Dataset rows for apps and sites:
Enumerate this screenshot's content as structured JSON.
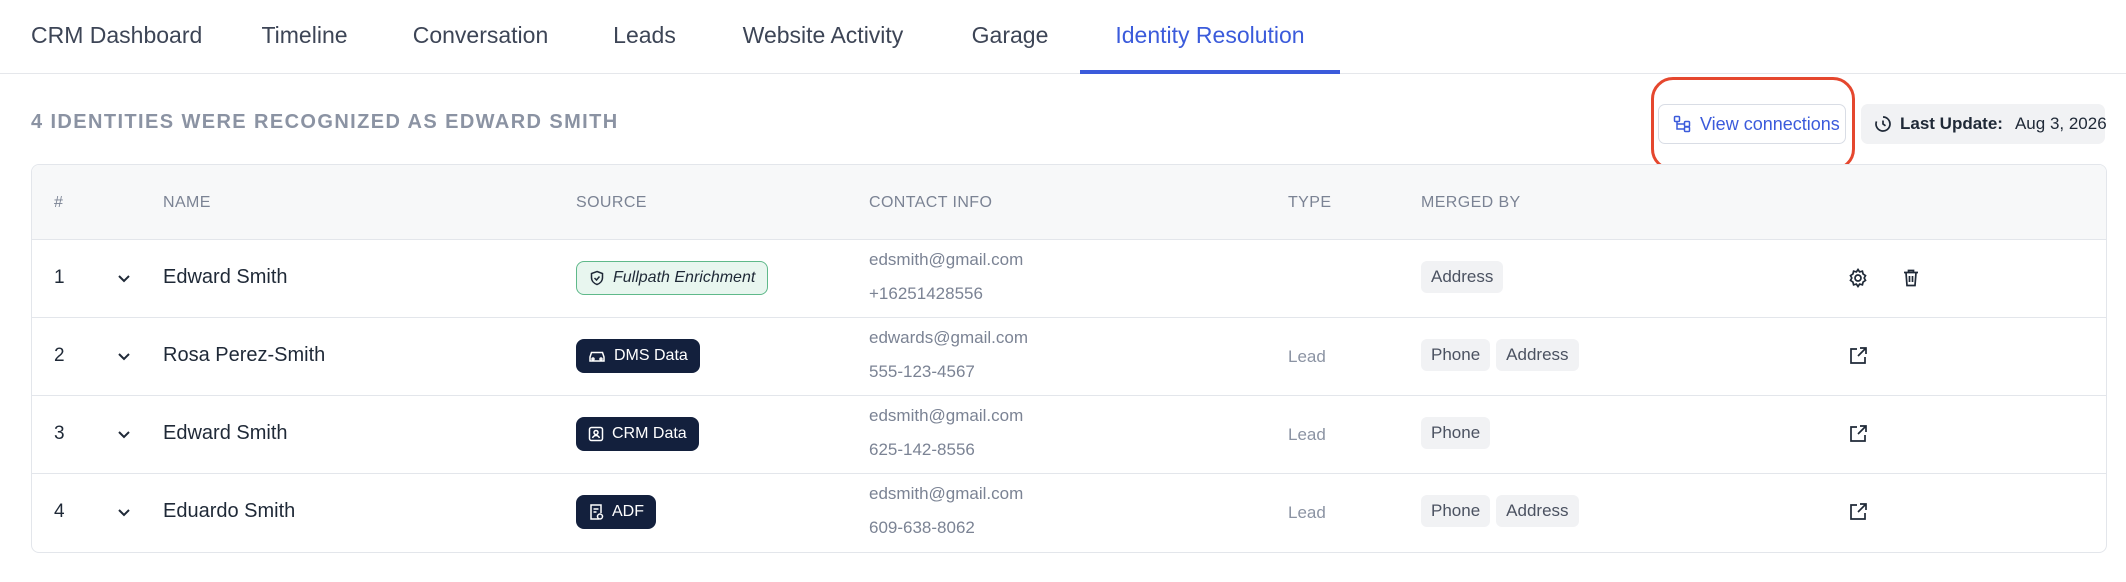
{
  "tabs": [
    {
      "label": "CRM Dashboard"
    },
    {
      "label": "Timeline"
    },
    {
      "label": "Conversation"
    },
    {
      "label": "Leads"
    },
    {
      "label": "Website Activity"
    },
    {
      "label": "Garage"
    },
    {
      "label": "Identity Resolution",
      "active": true
    }
  ],
  "summary": "4 IDENTITIES WERE RECOGNIZED AS EDWARD SMITH",
  "view_connections": {
    "label": "View connections",
    "icon": "connections-icon"
  },
  "last_update": {
    "label": "Last Update:",
    "value": "Aug 3, 2026",
    "icon": "clock-icon"
  },
  "colors": {
    "accent": "#3b5bdb",
    "highlight": "#e5472e",
    "badge_dark": "#13203d",
    "badge_enrich": "#e8f6ef"
  },
  "table": {
    "headers": [
      "#",
      "NAME",
      "SOURCE",
      "CONTACT INFO",
      "TYPE",
      "MERGED BY"
    ],
    "rows": [
      {
        "num": "1",
        "name": "Edward Smith",
        "source": "Fullpath Enrichment",
        "source_icon": "shield-check-icon",
        "email": "edsmith@gmail.com",
        "phone": "+16251428556",
        "type": "",
        "merged_by": [
          "Address"
        ],
        "actions": [
          "settings-icon",
          "trash-icon"
        ]
      },
      {
        "num": "2",
        "name": "Rosa Perez-Smith",
        "source": "DMS Data",
        "source_icon": "car-icon",
        "email": "edwards@gmail.com",
        "phone": "555-123-4567",
        "type": "Lead",
        "merged_by": [
          "Phone",
          "Address"
        ],
        "actions": [
          "external-link-icon"
        ]
      },
      {
        "num": "3",
        "name": "Edward Smith",
        "source": "CRM Data",
        "source_icon": "contact-card-icon",
        "email": "edsmith@gmail.com",
        "phone": "625-142-8556",
        "type": "Lead",
        "merged_by": [
          "Phone"
        ],
        "actions": [
          "external-link-icon"
        ]
      },
      {
        "num": "4",
        "name": "Eduardo Smith",
        "source": "ADF",
        "source_icon": "document-icon",
        "email": "edsmith@gmail.com",
        "phone": "609-638-8062",
        "type": "Lead",
        "merged_by": [
          "Phone",
          "Address"
        ],
        "actions": [
          "external-link-icon"
        ]
      }
    ]
  }
}
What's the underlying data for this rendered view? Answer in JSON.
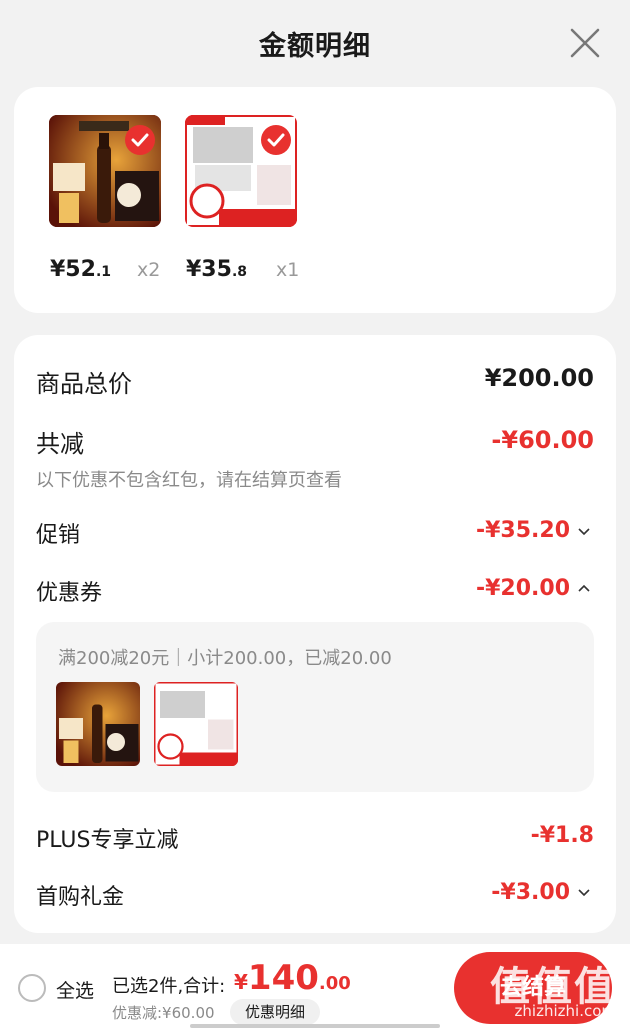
{
  "header": {
    "title": "金额明细"
  },
  "products": [
    {
      "price_int": "¥52",
      "price_dec": ".1",
      "qty": "x2"
    },
    {
      "price_int": "¥35",
      "price_dec": ".8",
      "qty": "x1"
    }
  ],
  "summary": {
    "total_label": "商品总价",
    "total_value": "¥200.00",
    "reduce_label": "共减",
    "reduce_value": "-¥60.00",
    "note": "以下优惠不包含红包，请在结算页查看",
    "promo_label": "促销",
    "promo_value": "-¥35.20",
    "coupon_label": "优惠券",
    "coupon_value": "-¥20.00",
    "coupon_desc": "满200减20元｜小计200.00，已减20.00",
    "plus_label": "PLUS专享立减",
    "plus_value": "-¥1.8",
    "gift_label": "首购礼金",
    "gift_value": "-¥3.00"
  },
  "bottom": {
    "select_all": "全选",
    "selected": "已选2件,合计:",
    "total_sym": "¥",
    "total_int": "140",
    "total_dec": ".00",
    "discount": "优惠减:¥60.00",
    "detail_button": "优惠明细",
    "checkout": "去结算",
    "watermark": "值值值",
    "watermark_url": "zhizhizhi.com"
  },
  "colors": {
    "accent": "#e8312f",
    "background": "#f2f2f2"
  },
  "icons": [
    "close-icon",
    "check-icon",
    "chevron-down-icon",
    "chevron-up-icon",
    "radio-icon"
  ]
}
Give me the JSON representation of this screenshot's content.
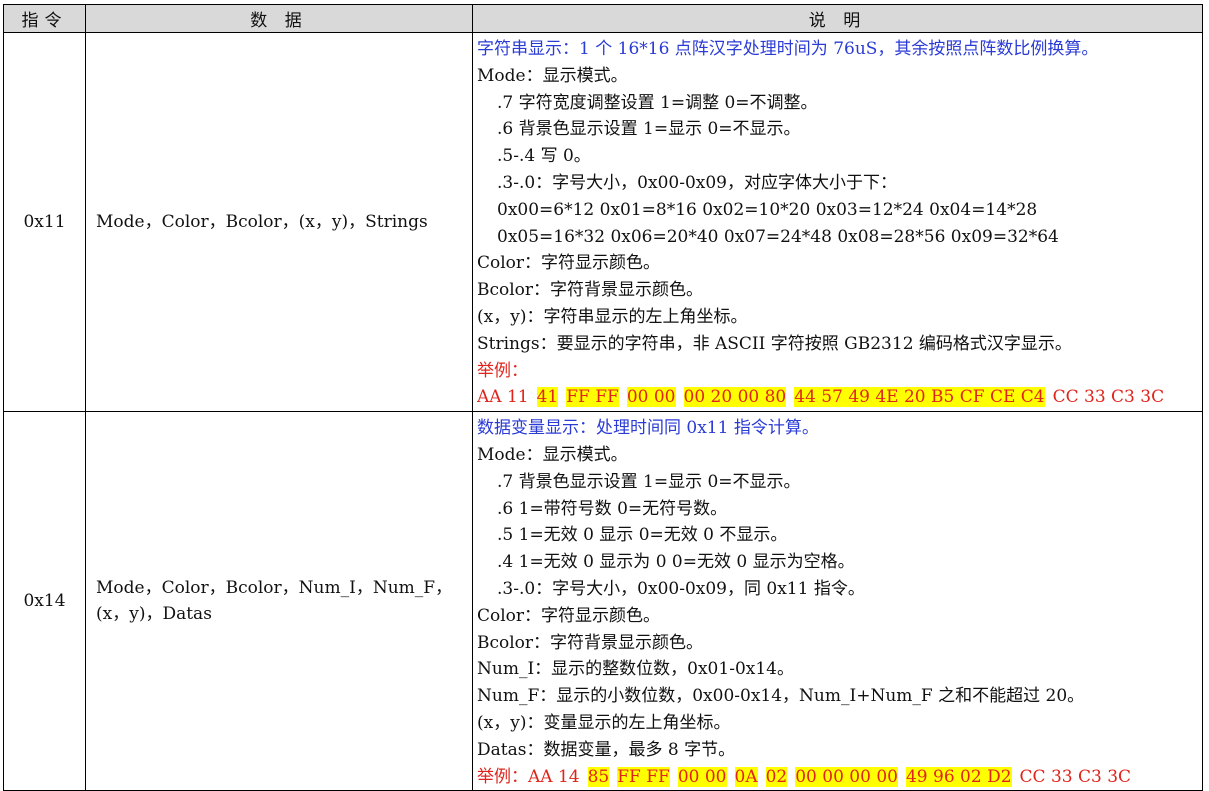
{
  "headers": {
    "cmd": "指令",
    "data": "数 据",
    "desc": "说 明"
  },
  "rows": [
    {
      "code": "0x11",
      "data": "Mode，Color，Bcolor，(x，y)，Strings",
      "lines": [
        "字符串显示：1 个 16*16 点阵汉字处理时间为 76uS，其余按照点阵数比例换算。",
        "Mode：显示模式。",
        ".7 字符宽度调整设置  1=调整 0=不调整。",
        ".6 背景色显示设置    1=显示  0=不显示。",
        ".5-.4 写 0。",
        ".3-.0：字号大小，0x00-0x09，对应字体大小于下：",
        "0x00=6*12  0x01=8*16  0x02=10*20 0x03=12*24 0x04=14*28",
        "0x05=16*32 0x06=20*40 0x07=24*48 0x08=28*56 0x09=32*64",
        "Color：字符显示颜色。",
        "Bcolor：字符背景显示颜色。",
        "(x，y)：字符串显示的左上角坐标。",
        "Strings：要显示的字符串，非 ASCII 字符按照 GB2312 编码格式汉字显示。",
        "举例："
      ],
      "example_prefix": "",
      "example_plain_start": "AA 11",
      "example_highlight": [
        "41",
        "FF FF",
        "00 00",
        "00 20 00 80",
        "44 57 49 4E 20 B5 CF CE C4"
      ],
      "example_plain_end": "CC 33 C3 3C"
    },
    {
      "code": "0x14",
      "data_line1": "Mode，Color，Bcolor，Num_I，Num_F，",
      "data_line2": "(x，y)，Datas",
      "lines": [
        "数据变量显示：处理时间同 0x11 指令计算。",
        "Mode：显示模式。",
        ".7 背景色显示设置  1=显示  0=不显示。",
        ".6 1=带符号数  0=无符号数。",
        ".5 1=无效 0 显示  0=无效 0 不显示。",
        ".4 1=无效 0 显示为 0 0=无效 0 显示为空格。",
        ".3-.0：字号大小，0x00-0x09，同 0x11 指令。",
        "Color：字符显示颜色。",
        "Bcolor：字符背景显示颜色。",
        "Num_I：显示的整数位数，0x01-0x14。",
        "Num_F：显示的小数位数，0x00-0x14，Num_I+Num_F 之和不能超过 20。",
        "(x，y)：变量显示的左上角坐标。",
        "Datas：数据变量，最多 8 字节。"
      ],
      "example_prefix": "举例：",
      "example_plain_start": "AA 14",
      "example_highlight": [
        "85",
        "FF FF",
        "00 00",
        "0A",
        "02",
        "00 00 00 00",
        "49 96 02 D2"
      ],
      "example_plain_end": "CC 33 C3 3C"
    }
  ],
  "colors": {
    "header_bg": "#d9d9d9",
    "title_text": "#2b3bd6",
    "example_text": "#e0241b",
    "highlight": "#ffff00"
  }
}
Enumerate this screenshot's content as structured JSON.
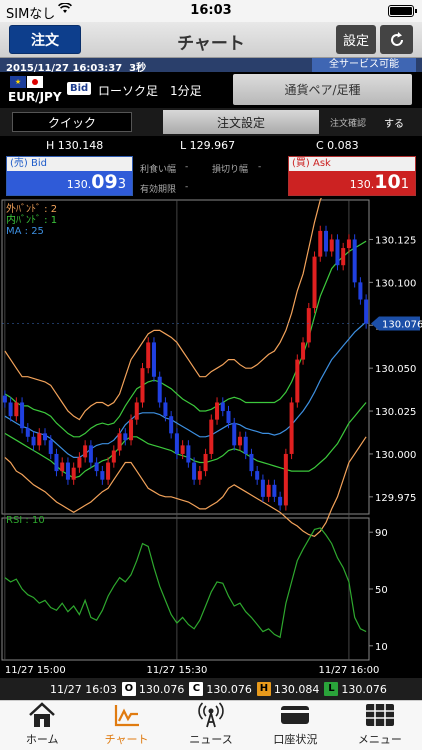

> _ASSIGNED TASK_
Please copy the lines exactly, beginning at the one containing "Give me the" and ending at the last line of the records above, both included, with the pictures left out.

> _RESPONSE FOR THIS EXERCISE_
Give me the JSON representation of this screenshot's content.
{
  "headers": {
    "cmd": "指令",
    "data": "数 据",
    "desc": "说 明"
  },
  "rows": [
    {
      "code": "0x11",
      "data": "Mode，Color，Bcolor，(x，y)，Strings",
      "lines": [
        "字符串显示：1 个 16*16 点阵汉字处理时间为 76uS，其余按照点阵数比例换算。",
        "Mode：显示模式。",
        ".7 字符宽度调整设置  1=调整 0=不调整。",
        ".6 背景色显示设置    1=显示  0=不显示。",
        ".5-.4 写 0。",
        ".3-.0：字号大小，0x00-0x09，对应字体大小于下：",
        "0x00=6*12  0x01=8*16  0x02=10*20 0x03=12*24 0x04=14*28",
        "0x05=16*32 0x06=20*40 0x07=24*48 0x08=28*56 0x09=32*64",
        "Color：字符显示颜色。",
        "Bcolor：字符背景显示颜色。",
        "(x，y)：字符串显示的左上角坐标。",
        "Strings：要显示的字符串，非 ASCII 字符按照 GB2312 编码格式汉字显示。",
        "举例："
      ],
      "example_prefix": "",
      "example_plain_start": "AA 11",
      "example_highlight": [
        "41",
        "FF FF",
        "00 00",
        "00 20 00 80",
        "44 57 49 4E 20 B5 CF CE C4"
      ],
      "example_plain_end": "CC 33 C3 3C"
    },
    {
      "code": "0x14",
      "data_line1": "Mode，Color，Bcolor，Num_I，Num_F，",
      "data_line2": "(x，y)，Datas",
      "lines": [
        "数据变量显示：处理时间同 0x11 指令计算。",
        "Mode：显示模式。",
        ".7 背景色显示设置  1=显示  0=不显示。",
        ".6 1=带符号数  0=无符号数。",
        ".5 1=无效 0 显示  0=无效 0 不显示。",
        ".4 1=无效 0 显示为 0 0=无效 0 显示为空格。",
        ".3-.0：字号大小，0x00-0x09，同 0x11 指令。",
        "Color：字符显示颜色。",
        "Bcolor：字符背景显示颜色。",
        "Num_I：显示的整数位数，0x01-0x14。",
        "Num_F：显示的小数位数，0x00-0x14，Num_I+Num_F 之和不能超过 20。",
        "(x，y)：变量显示的左上角坐标。",
        "Datas：数据变量，最多 8 字节。"
      ],
      "example_prefix": "举例：",
      "example_plain_start": "AA 14",
      "example_highlight": [
        "85",
        "FF FF",
        "00 00",
        "0A",
        "02",
        "00 00 00 00",
        "49 96 02 D2"
      ],
      "example_plain_end": "CC 33 C3 3C"
    }
  ],
  "colors": {
    "header_bg": "#d9d9d9",
    "title_text": "#2b3bd6",
    "example_text": "#e0241b",
    "highlight": "#ffff00"
  }
}
Enumerate this screenshot's content as structured JSON.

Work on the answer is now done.